= Directions for this task =
Look through the listing below for the string "Press". Show each line where it occurs.

= Data extract =
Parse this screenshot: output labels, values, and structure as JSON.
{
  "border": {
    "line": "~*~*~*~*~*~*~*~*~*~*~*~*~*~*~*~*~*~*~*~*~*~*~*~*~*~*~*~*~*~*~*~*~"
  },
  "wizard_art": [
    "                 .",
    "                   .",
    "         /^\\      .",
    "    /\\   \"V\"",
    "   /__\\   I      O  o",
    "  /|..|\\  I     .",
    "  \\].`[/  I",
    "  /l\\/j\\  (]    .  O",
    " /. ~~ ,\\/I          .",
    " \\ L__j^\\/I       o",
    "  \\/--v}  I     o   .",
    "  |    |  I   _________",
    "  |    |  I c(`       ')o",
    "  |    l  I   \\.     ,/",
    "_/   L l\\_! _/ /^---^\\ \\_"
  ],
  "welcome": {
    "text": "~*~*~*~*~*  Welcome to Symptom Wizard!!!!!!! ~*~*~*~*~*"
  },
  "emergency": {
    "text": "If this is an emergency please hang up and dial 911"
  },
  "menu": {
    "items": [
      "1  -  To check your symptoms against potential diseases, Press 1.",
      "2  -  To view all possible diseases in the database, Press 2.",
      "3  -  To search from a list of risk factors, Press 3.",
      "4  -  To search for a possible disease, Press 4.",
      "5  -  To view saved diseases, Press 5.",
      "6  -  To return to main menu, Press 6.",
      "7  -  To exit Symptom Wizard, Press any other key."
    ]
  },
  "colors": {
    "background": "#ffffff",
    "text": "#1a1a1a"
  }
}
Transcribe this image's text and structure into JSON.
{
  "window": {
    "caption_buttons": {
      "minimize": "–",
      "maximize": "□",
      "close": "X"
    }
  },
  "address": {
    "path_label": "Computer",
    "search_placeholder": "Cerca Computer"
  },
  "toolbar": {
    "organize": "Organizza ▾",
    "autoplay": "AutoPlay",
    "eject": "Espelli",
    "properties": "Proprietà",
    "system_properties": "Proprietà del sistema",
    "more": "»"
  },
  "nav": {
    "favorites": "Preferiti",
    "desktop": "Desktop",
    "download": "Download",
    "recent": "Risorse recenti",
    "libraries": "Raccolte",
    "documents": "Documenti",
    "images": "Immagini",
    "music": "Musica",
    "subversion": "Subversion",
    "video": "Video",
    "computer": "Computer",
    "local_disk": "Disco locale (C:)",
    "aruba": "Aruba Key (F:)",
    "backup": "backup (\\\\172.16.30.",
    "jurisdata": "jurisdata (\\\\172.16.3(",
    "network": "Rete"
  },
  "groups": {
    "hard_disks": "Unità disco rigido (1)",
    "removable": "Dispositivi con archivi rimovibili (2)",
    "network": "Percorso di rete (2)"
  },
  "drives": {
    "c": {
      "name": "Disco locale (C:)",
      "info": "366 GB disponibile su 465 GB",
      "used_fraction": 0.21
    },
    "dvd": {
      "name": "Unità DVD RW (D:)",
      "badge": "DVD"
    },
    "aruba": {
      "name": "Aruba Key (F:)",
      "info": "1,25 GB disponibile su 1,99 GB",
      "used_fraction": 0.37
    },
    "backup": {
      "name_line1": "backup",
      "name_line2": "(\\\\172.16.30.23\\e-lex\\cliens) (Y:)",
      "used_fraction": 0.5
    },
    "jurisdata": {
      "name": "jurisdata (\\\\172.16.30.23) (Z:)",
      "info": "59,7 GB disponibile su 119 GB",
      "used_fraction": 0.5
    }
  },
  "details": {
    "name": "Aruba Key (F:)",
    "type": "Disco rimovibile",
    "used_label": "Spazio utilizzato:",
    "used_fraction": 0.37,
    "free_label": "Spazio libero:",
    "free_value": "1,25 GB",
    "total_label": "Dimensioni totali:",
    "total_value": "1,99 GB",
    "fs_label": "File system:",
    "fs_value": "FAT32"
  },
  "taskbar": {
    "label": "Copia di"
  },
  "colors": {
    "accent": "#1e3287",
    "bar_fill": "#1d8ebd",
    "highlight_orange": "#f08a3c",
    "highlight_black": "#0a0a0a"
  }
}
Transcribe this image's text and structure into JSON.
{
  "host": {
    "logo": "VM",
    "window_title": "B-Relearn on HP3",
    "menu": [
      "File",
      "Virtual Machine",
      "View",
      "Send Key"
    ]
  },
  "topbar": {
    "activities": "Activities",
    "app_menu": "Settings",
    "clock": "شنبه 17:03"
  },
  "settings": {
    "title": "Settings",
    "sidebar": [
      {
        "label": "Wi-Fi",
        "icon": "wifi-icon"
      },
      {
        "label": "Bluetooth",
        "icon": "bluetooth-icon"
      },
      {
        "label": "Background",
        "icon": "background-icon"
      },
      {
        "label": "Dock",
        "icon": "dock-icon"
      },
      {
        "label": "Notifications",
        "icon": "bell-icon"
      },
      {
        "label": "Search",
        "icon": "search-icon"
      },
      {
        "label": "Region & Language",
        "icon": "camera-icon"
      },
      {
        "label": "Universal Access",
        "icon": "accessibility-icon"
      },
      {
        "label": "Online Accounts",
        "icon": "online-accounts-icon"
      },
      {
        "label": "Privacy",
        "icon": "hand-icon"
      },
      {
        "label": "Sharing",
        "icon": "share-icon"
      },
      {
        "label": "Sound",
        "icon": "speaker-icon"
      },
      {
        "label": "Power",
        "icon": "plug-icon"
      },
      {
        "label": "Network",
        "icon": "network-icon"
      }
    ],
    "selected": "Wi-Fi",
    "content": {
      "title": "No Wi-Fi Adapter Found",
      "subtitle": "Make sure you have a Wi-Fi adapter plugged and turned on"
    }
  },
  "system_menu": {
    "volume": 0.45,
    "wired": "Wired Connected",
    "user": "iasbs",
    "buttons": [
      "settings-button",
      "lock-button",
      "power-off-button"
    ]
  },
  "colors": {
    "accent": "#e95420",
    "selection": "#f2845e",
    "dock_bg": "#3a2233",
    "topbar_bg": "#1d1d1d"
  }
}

= Final answer =
      "1  -  To check your symptoms against potential diseases, Press 1.",
      "2  -  To view all possible diseases in the database, Press 2.",
      "3  -  To search from a list of risk factors, Press 3.",
      "4  -  To search for a possible disease, Press 4.",
      "5  -  To view saved diseases, Press 5.",
      "6  -  To return to main menu, Press 6.",
      "7  -  To exit Symptom Wizard, Press any other key."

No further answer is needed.